Items from a dataset:
┄┄┄┄┄┄

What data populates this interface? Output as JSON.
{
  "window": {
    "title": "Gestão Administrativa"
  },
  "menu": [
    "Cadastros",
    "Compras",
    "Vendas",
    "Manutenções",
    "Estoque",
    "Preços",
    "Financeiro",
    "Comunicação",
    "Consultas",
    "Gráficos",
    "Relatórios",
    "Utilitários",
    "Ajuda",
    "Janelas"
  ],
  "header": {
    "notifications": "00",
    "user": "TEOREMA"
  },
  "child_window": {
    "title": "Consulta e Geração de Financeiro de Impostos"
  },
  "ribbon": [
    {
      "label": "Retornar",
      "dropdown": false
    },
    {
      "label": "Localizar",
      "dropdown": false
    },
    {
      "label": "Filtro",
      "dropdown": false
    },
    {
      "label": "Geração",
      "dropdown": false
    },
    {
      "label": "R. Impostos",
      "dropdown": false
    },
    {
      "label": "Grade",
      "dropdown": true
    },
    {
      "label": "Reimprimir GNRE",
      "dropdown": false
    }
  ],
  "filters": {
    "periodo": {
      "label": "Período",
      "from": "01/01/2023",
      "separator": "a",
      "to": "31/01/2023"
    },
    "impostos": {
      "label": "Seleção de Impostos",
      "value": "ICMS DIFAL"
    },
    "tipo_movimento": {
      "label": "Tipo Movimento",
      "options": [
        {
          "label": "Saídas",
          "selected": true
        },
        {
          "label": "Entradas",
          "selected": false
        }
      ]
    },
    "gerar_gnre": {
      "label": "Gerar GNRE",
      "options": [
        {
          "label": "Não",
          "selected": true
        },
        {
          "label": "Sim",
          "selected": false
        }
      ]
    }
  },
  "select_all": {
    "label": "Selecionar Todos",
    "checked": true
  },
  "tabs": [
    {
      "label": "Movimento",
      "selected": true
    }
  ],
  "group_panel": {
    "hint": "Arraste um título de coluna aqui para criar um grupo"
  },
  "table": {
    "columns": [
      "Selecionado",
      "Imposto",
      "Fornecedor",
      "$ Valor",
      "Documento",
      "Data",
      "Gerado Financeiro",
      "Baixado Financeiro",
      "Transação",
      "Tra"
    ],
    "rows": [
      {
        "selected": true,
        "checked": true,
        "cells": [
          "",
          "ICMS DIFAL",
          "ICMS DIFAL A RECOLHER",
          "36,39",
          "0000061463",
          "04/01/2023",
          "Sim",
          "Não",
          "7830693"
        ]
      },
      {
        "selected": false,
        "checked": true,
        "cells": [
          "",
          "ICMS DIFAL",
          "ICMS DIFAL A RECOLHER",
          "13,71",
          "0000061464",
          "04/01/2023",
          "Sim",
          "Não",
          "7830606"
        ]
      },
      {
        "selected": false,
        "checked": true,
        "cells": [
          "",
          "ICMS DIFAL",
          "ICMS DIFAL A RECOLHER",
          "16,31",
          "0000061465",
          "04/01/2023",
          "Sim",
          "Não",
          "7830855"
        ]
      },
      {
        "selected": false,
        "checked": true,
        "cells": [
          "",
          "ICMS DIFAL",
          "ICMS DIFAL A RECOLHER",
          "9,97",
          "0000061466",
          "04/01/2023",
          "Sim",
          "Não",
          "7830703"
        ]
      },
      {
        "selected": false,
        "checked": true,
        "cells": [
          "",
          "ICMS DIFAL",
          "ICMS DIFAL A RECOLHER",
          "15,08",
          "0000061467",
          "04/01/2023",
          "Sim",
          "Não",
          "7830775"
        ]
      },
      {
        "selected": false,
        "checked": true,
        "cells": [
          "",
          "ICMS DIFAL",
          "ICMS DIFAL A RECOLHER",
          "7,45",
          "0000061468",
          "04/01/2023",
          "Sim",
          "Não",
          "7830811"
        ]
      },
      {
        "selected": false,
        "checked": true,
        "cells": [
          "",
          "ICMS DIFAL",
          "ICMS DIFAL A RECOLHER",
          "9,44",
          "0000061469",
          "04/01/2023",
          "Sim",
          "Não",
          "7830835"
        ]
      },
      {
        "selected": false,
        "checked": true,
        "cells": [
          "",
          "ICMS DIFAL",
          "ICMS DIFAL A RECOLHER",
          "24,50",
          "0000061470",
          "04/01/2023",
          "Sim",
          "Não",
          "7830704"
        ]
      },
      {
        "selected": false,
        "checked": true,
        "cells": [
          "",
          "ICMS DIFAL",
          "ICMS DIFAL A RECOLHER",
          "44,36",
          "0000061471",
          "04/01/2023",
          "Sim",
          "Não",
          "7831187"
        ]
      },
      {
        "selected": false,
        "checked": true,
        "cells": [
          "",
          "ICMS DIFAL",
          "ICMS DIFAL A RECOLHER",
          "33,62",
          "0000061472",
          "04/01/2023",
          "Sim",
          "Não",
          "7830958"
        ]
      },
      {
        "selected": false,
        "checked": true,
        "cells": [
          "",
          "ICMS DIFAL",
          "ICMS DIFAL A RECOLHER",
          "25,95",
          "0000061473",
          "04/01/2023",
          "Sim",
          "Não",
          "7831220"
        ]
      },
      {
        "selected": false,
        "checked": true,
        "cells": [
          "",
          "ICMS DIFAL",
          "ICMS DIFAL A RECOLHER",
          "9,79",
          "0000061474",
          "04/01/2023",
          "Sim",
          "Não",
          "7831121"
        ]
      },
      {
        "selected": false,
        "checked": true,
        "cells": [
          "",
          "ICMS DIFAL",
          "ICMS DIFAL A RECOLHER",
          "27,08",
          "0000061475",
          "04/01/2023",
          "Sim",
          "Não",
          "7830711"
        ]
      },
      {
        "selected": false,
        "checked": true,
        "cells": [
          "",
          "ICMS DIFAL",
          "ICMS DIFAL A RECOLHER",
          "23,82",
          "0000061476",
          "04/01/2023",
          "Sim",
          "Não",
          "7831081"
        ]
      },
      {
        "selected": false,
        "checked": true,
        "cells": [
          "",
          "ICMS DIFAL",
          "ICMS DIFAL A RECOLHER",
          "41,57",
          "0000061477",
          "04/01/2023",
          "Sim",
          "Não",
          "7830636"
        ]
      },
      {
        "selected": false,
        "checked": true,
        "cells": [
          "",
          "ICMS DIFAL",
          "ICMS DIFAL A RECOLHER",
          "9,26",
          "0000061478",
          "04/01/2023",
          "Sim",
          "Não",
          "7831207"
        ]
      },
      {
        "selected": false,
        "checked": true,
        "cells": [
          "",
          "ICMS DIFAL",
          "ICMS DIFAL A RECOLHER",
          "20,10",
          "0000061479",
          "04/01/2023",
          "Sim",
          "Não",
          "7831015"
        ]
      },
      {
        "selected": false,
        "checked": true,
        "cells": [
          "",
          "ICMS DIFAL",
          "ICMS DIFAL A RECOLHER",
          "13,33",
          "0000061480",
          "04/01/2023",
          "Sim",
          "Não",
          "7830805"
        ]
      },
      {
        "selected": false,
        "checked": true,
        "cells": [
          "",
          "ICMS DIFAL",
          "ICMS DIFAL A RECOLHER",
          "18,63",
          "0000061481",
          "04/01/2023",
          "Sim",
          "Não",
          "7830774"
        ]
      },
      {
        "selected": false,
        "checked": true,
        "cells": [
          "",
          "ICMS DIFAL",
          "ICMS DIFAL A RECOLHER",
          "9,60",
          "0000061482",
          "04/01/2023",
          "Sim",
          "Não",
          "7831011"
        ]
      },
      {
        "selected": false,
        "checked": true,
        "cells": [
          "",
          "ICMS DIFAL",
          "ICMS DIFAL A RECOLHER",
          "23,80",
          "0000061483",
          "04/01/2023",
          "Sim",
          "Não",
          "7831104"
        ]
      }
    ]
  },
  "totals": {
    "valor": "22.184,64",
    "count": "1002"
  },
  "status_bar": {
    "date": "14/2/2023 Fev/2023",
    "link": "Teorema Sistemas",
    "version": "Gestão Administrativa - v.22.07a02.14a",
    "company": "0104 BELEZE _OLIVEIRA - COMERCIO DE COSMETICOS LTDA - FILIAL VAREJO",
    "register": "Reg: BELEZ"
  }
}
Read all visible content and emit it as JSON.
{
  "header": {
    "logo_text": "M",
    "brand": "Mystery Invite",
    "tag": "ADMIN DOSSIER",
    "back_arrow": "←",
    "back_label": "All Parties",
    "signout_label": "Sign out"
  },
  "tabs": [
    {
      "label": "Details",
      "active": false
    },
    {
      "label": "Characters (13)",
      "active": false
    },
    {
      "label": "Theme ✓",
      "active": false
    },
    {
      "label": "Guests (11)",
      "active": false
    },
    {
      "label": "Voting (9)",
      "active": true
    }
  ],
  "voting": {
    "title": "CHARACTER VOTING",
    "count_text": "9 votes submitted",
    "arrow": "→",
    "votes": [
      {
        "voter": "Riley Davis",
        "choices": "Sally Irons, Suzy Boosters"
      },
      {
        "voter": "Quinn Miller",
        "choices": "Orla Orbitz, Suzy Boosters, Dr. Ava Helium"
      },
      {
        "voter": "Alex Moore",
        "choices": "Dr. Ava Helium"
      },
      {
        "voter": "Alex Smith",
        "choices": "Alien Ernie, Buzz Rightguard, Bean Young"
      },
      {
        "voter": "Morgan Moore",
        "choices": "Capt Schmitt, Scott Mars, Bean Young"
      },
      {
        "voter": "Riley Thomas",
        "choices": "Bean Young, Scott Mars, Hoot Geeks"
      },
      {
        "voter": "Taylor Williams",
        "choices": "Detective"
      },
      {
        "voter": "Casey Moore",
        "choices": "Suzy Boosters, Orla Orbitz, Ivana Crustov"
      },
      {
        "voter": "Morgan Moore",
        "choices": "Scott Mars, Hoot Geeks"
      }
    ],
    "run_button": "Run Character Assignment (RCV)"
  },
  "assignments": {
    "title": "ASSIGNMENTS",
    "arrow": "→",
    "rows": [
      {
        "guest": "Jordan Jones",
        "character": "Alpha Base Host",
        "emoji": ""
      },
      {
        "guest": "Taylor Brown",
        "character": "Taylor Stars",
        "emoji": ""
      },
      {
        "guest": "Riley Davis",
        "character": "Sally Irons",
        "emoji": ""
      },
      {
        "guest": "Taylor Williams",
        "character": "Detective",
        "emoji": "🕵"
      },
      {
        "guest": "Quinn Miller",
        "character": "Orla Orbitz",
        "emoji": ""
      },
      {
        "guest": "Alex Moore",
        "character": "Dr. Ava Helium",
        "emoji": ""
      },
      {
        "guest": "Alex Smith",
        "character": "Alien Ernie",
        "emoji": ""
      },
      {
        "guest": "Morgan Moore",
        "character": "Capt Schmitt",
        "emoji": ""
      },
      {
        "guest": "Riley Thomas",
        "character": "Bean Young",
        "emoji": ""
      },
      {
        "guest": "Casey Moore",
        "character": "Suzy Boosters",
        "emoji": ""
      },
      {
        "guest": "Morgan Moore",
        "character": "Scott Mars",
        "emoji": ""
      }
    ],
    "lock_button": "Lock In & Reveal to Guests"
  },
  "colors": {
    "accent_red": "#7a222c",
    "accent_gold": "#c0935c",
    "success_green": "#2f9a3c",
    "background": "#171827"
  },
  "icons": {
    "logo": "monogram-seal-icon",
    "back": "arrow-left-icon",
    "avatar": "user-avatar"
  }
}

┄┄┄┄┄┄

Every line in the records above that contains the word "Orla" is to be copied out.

## RESPONSE AREA
        "choices": "Orla Orbitz, Suzy Boosters, Dr. Ava Helium"
        "choices": "Suzy Boosters, Orla Orbitz, Ivana Crustov"
        "character": "Orla Orbitz",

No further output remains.